New EPA Guidelines for Diesel Emissions

New EPA Guidelines for Di…

Starting up and running a trucking company is no easy task. There are all the typical headaches that come with operating any business such as the paperwork, insurance, and staffing. Then, there are the ones specific to trucking, such as: Department of Transportation and Federal Motor Carrier Safety Administration registration requirements; fuel tax requirements; State and Federal compliance regulations compliance; and a mountain of others.

So, now that the Environmental Protection Agency has finalized new regulations aimed at reducing emissions from trucks and delivery vehicles (among other commercial vehicles), business owners may have a difficult time celebrating the benefits to the environment while they grapple with the ramifications to their bottom lines. To that end, it might be helpful to understand how the new EPA regulations will impact the trucking industry and what business owners can expect as the regulations roll out.

First, these regulations are part of a comprehensive strategy called the Clean Trucks Plan. This is a series of clean air and climate regulations designed to reduce pollution from buses, tractors, and other large commercial vehicles. While the EPA hopes this will ultimately result in a transition to zero-emissions transportation in the future, the regulations announced on December 20, 2022 are only the first step in this plan.

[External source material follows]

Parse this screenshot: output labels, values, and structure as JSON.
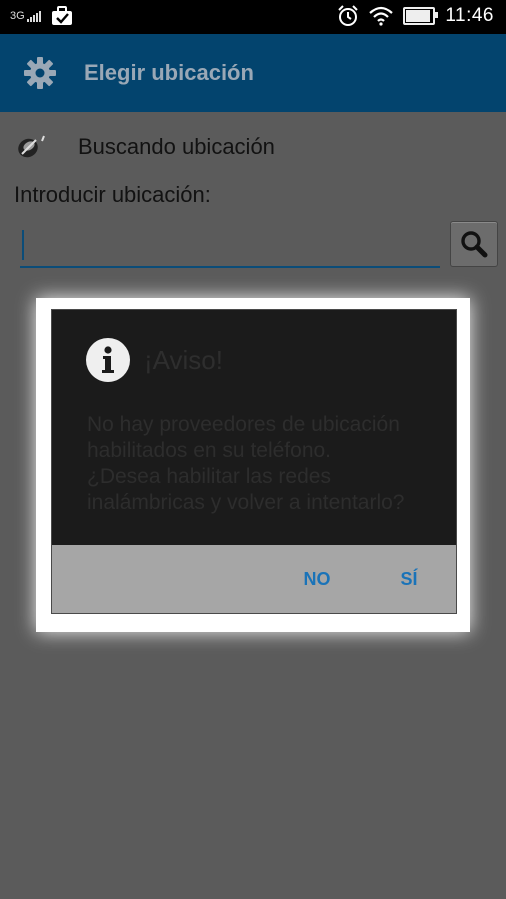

These regulations will impact vehicles produced after 2027 (aka “model year 2027” or “MY 2027”). The goal is to cut 50% of smog and soot-forming emissions by 2045. These are the first regulatory changes announced in this area in approximately 20 years and mainly target nitrogen oxide emissions.

Nitrogen oxides are a family of poisonous, highly reactive gases which form when fuel is burned at high temperatures. When released into the atmosphere, these gases form smog, acid rain, and soot. Even at low concentrations, breathing in nitrogen oxides had been linked to coughing and shortness of breath. Additionally, studies have shown that exposure to heavy diesel emissions can increase rates of asthma, heart disease and chronic lung disease.

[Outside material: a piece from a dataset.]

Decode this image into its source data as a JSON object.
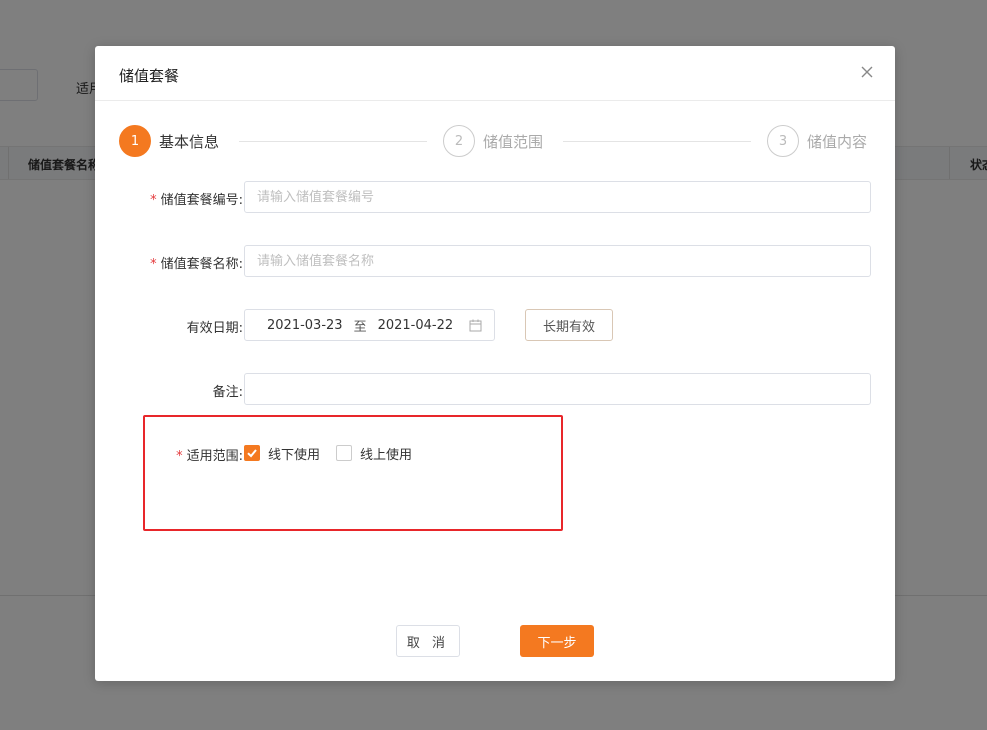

Next steps in the Clean Trucks Plan include (1) stronger emissions standards for medium-duty commercial vehicles for MY 2027 and beyond; (2) setting new standards for light-duty vehicles for MY 2027 and beyond; and (3) setting “Phase 3” Greenhouse Gas (“GHG”) standards for heavy-duty vehicles beginning as soon as MY 2030 that are significantly stronger than the MY 2027 GHG standards. These next steps are expected to be announced around March 2023.

As for the December 2022 regulations, one of the most significant changes being introduced is that, for the first time, pollution generated by vehicles as they idle and proceed at low speeds will be regulated. Manufacturers will be required to ensure that their engines’ electronic pollution controls are tamper-proof. Although the rules do not require replacement of those trucks already in circulation, emissions reductions standards will increase over time and will require truck manufacturers to reduce emissions of nitrogen oxides by 80% below the current standards.

Many trucking groups view the regulatory options presented in the EPA’s proposal as impractical for small trucking businesses. Indeed, although clear air is certainly a priority for everyone, including truckers, the newly required technology could impact the cost of doing business. In particular, the regulations could limit equipment options for carriers and apply pressure on pricing. As with all environmental regulations, the benefits of clean air will come at a cost to industry.

If you would like a legal consultation or assistance to ensure that your business is prepared to comply with the EPA’s newly finalized regulations, please contact Mo Sherman ( at 804-377-1275 or Steve Setliff ( at 804-377-1261.